--- Work instructions ---
Only the lines with "label" in them need to be copied from the listing.
──────────
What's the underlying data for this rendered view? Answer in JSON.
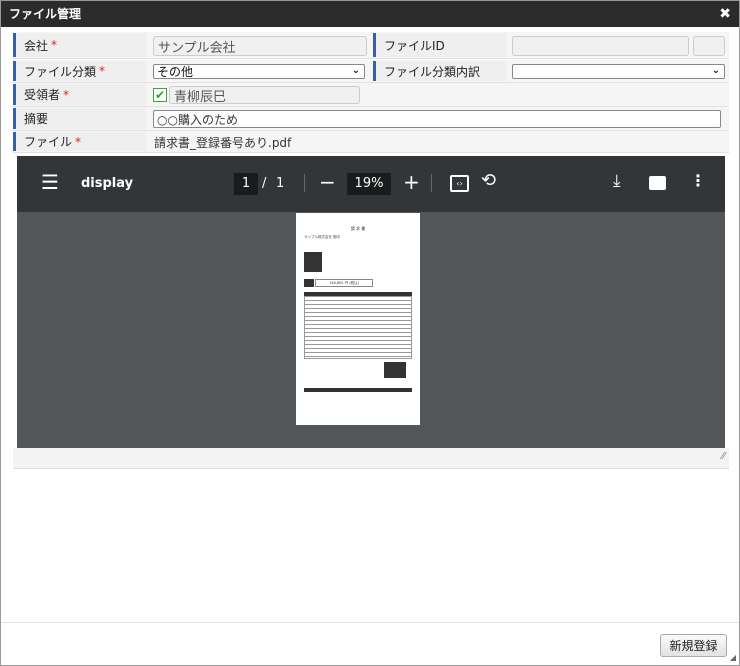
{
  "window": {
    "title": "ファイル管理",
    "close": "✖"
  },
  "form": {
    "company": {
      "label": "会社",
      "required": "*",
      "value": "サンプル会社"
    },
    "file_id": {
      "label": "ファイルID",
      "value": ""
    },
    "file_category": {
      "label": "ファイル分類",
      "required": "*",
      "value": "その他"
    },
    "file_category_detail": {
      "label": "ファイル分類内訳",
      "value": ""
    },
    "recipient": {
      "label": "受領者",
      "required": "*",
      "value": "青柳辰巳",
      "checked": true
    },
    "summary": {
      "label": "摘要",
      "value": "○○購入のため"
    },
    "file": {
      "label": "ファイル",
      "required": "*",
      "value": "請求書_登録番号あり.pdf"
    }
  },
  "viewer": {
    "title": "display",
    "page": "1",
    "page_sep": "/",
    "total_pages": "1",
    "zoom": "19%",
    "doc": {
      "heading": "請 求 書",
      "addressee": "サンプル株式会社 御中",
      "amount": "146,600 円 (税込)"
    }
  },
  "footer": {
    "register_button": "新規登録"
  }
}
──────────
--- Result ---
      "label": "会社",
      "label": "ファイルID",
      "label": "ファイル分類",
      "label": "ファイル分類内訳",
      "label": "受領者",
      "label": "摘要",
      "label": "ファイル",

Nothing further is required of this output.